  1. SPORT PSYCHOLOGY DEFINED:Issue of Certification, The Research Sport Psychologist
  2. SELF-CONFIDENCE AND SPORT PSYCHOLOGY:Successful Performance, Verbal persuasion
  3. SELECTING SELF-TALK STATEMENTS:Skill accusation, Controlling effort
  4. GOAL ORIENTATION:Goal Involvement, Motivational Climate
  5. CAUSAL ATTRIBUTION IN SPORT:Fritz Heiderís Contribution, Other Considerations
  6. CAUSAL ATTRIBUTIONS IN COMPETITIVE SITUATIONS:Locus of Causality
  7. MOTIVATION IN SPORT:Social Factors, Success and Failure, Coachesí Behavior
  8. FLOW: THE PSYCHOLOGY OF OPTIMAL EXPERIENCE, Goal Setting in Sport
  9. PRINCIPLES OF EFFECTIVE GOAL SETTING:Clearly identify time constraints
  10. A TEAM APPROACH TO SETTING GOALS:The Planning Phase, The Meeting Phase
  11. YOUTH SPORT:Distress and anxiety, Coach-Parent Relationships
  12. ATTENTION AND CONCENTRATION IN SPORT:Information Processing, Memory Systems
  13. ATTENTION AND CONCENTRATION IN SPORT:Measuring Attentional Focus
  14. PERSONALITY AND THE ATHLETE:Personality Defined, Psychodynamic Theory
  15. THE MEASUREMENT OF PERSONALITY:Projective Procedures, Structured Questionnaire
  16. PERSONALITY AND THE ATHLETE:Athletic Motivation Inventory, Personality Sport Type
  17. SITUATIONAL FACTORS RELATED TO ANXIETY AND MOOD:Type of Sport
  18. ANXIETY, AROUSAL, AND STRESS RELATIONSHIPS:Emotion and Mood
  19. ANXIETY, AROUSAL, AND STRESS RELATIONSHIPS:The Inverted-U Theory
  20. ALTERNATIVES TO INVERTED-U THEORY:Apterís Reversal Theory
  21. COPING STRATEGIES IN SPORT:Measurement of Coping Skill
  22. RELAXATION STRATEGIES FOR SPORT:Progressive Relaxation, Autogenic Training
  23. AROUSAL ENERGIZING STRATEGIES:Team Energizing Strategies, Fan Support
  24. AROUSAL ENERGIZING STRATEGIES:Precompetition Workout, Individual Goal Setting
  25. IMAGERY:Skill Level of the Athletes, Time Factors and Mental Practice
  26. IMAGERY:Symbolic Learning Theory, Imagery Perspective.

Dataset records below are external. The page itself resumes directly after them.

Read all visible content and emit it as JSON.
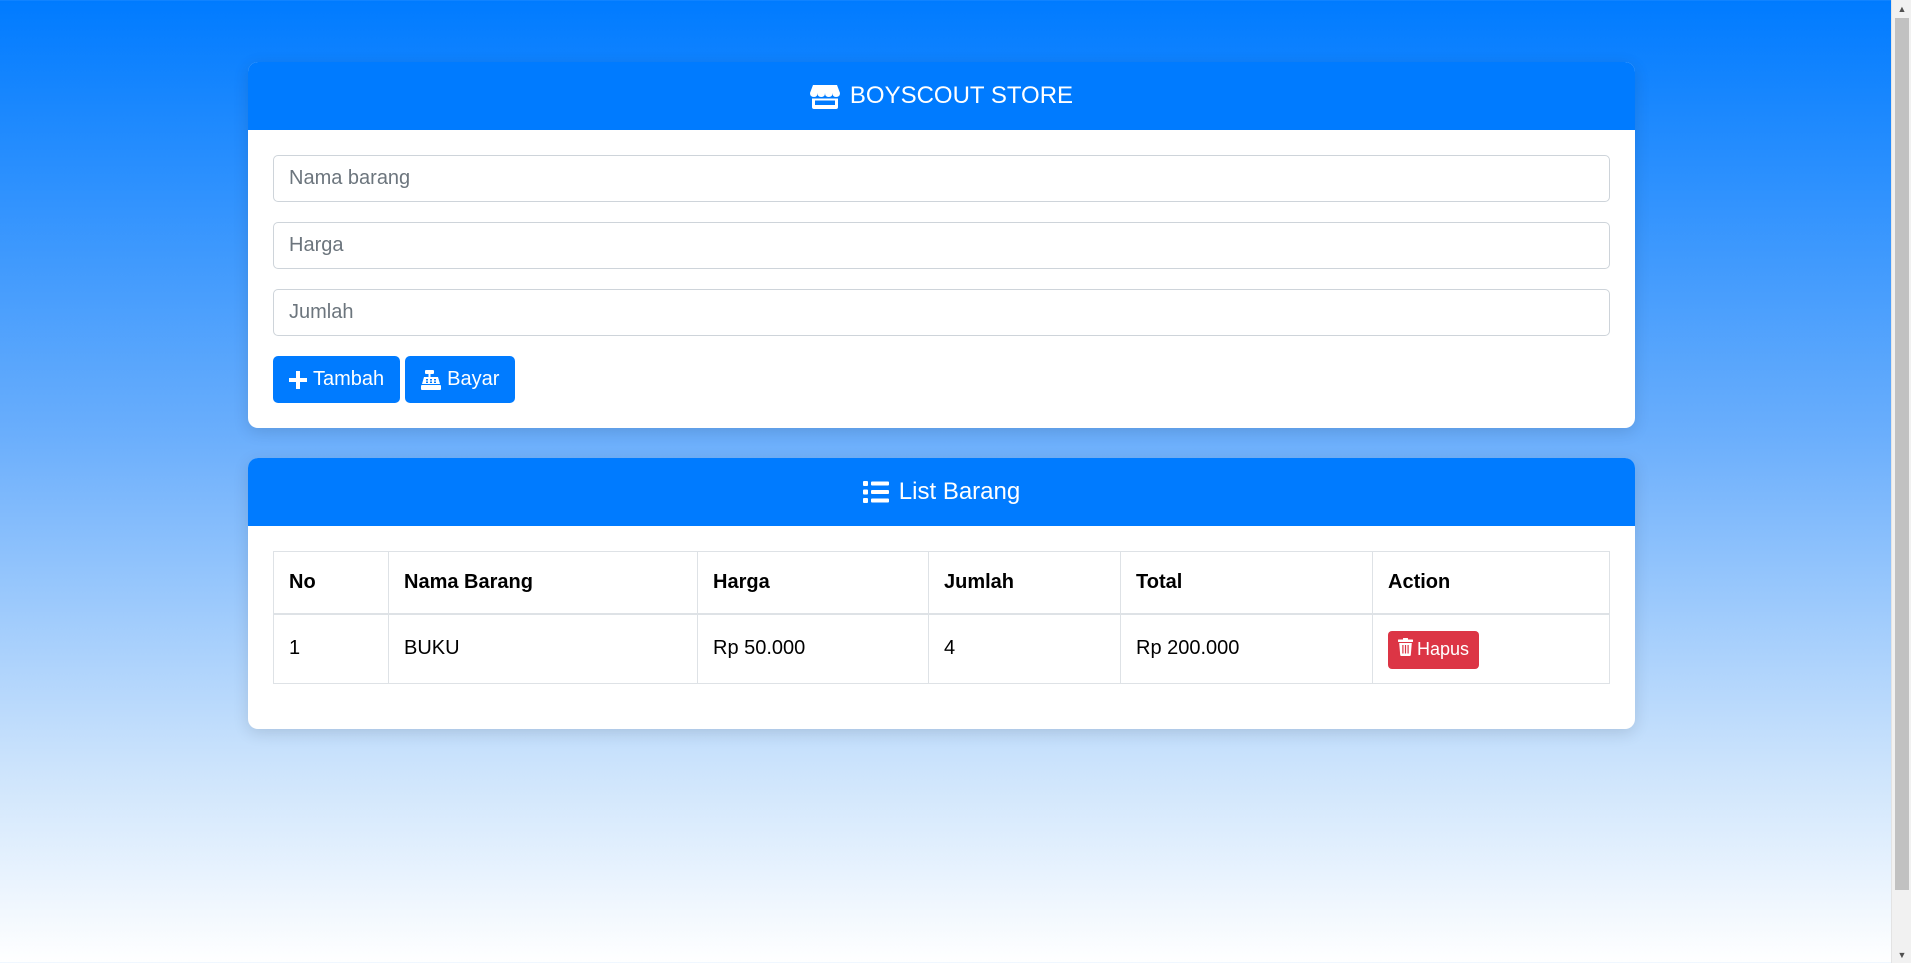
{
  "store": {
    "title": "BOYSCOUT STORE",
    "icon": "store-icon",
    "inputs": {
      "nama_placeholder": "Nama barang",
      "harga_placeholder": "Harga",
      "jumlah_placeholder": "Jumlah"
    },
    "buttons": {
      "tambah_label": "Tambah",
      "tambah_icon": "plus-icon",
      "bayar_label": "Bayar",
      "bayar_icon": "cash-register-icon"
    }
  },
  "list": {
    "title": "List Barang",
    "icon": "list-icon",
    "columns": [
      "No",
      "Nama Barang",
      "Harga",
      "Jumlah",
      "Total",
      "Action"
    ],
    "rows": [
      {
        "no": "1",
        "nama": "BUKU",
        "harga": "Rp 50.000",
        "jumlah": "4",
        "total": "Rp 200.000",
        "action_label": "Hapus",
        "action_icon": "trash-icon"
      }
    ]
  },
  "colors": {
    "primary": "#007bff",
    "danger": "#dc3545"
  }
}
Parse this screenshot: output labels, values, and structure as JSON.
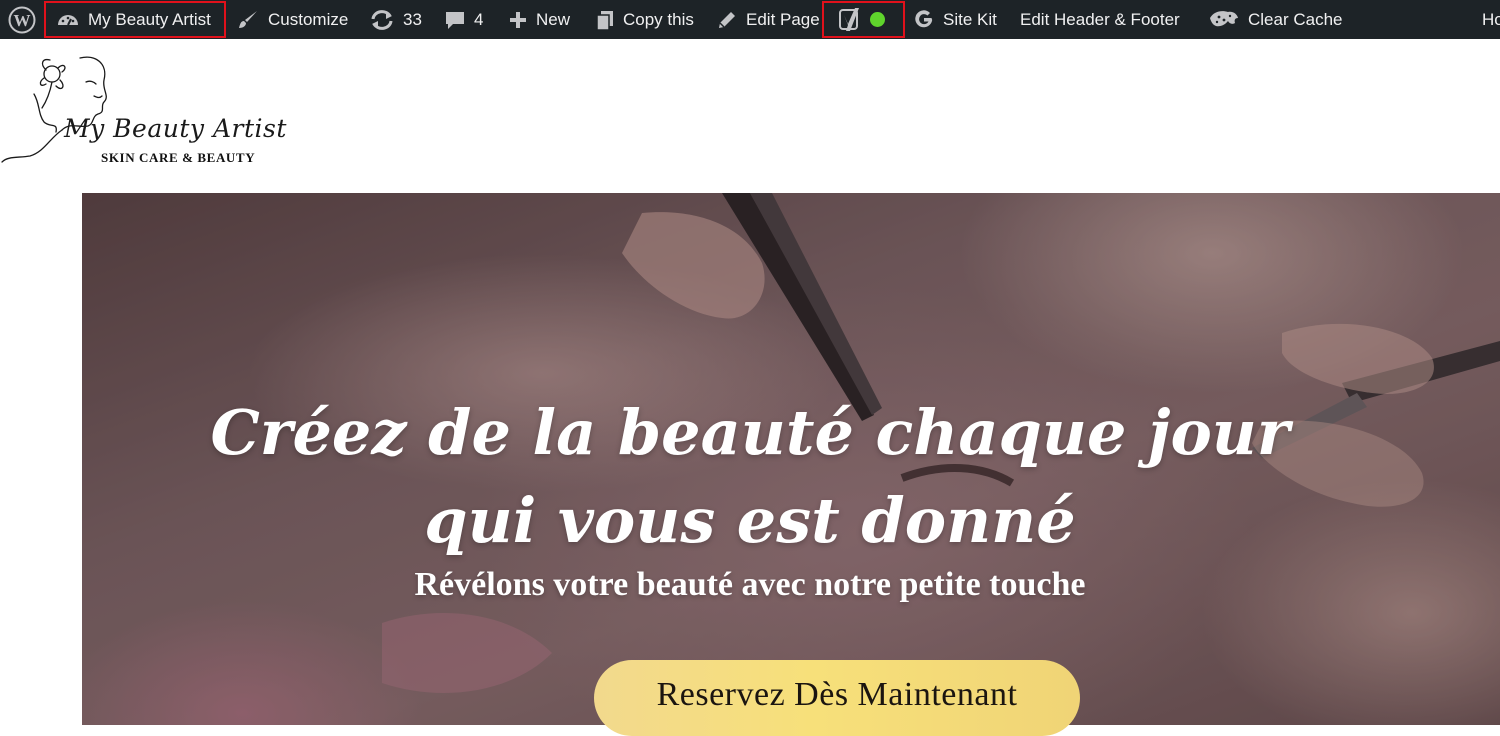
{
  "admin_bar": {
    "site_name": "My Beauty Artist",
    "customize": "Customize",
    "updates_count": "33",
    "comments_count": "4",
    "new": "New",
    "copy_this": "Copy this",
    "edit_page": "Edit Page",
    "site_kit": "Site Kit",
    "edit_header_footer": "Edit Header & Footer",
    "clear_cache": "Clear Cache",
    "howdy_truncated": "Ho",
    "seo_status_color": "#5fd42c",
    "highlight_color": "#e1111b",
    "bar_color": "#1d2327"
  },
  "logo": {
    "script_name": "My Beauty Artist",
    "tagline": "SKIN CARE & BEAUTY"
  },
  "hero": {
    "title_line1": "Créez de la beauté chaque jour",
    "title_line2": "qui vous est donné",
    "subtitle": "Révélons votre beauté avec notre petite touche",
    "cta_label": "Reservez Dès Maintenant",
    "cta_color": "#f5dc80"
  }
}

Sensory Mode
  27. IMAGERY:Paivioís Two-Dimensional Model, Developing Imagery Skills
  28. THE ROLE OF HYPNOSIS IN SPORT:Defining Hypnosis, Social-Cognitive Theory
  29. THE ROLE OF HYPNOSIS IN SPORT:Achieving the Hypnotic Trance, Hypnotic Phase
  30. PSYCHOLOGICAL SKILLS TRAINING:Psychological Skills Training Program
  31. PSYCHOLOGICAL SKILLS TRAINING:Performance profiling, Performance routines
  32. ETHICS IN SPORT PSYCHOLOGY:Competence, Integrity, Social Responsibility
  33. AGGRESSION AND VIOLENCE IN SPORT:Defining Aggression, Catharsis hypothesis
  34. AGGRESSION AND VIOLENCE IN SPORT:The Catharsis Effect, Fan Violence
  35. AUDIENCE AND CROWD EFFECTS IN SPORTS:Social Facilitation, Crowd Hostility
  36. TEAM COHESION IN SPORT:Measurement of Team Cohesion
  37. TEAM COHESION IN SPORT:Predicting Future Participation, Team Building
  38. LEADERSHIP IN SPORT:Fiedlerís Contingency Theory, Coach-Athlete Compatibility
  39. EXERCISE PSYCHOLOGY:Special Populations, Clinical Patients
  40. EXERCISE PSYCHOLOGY:Social Interaction Hypothesis, Amine Hypothesis
  41. EXERCISE PSYCHOLOGY:The Theory of Planned Behavior, Social Cognitive Theory
  42. EXERCISE PSYCHOLOGY:Exercise Addiction, Bulimia Nervosa, Muscle Dysmorphia
  43. BURNOUT IN ATHLETES:Overtraining and Overreaching, Recommended Intervention
  44. THE PSYCHOLOGY OF ATHLETIC INJURIES:Personality Factors, Coping Resources
  45. DRUG ABUSE IN SPORT AND EXERCISE:Stimulants, Depressants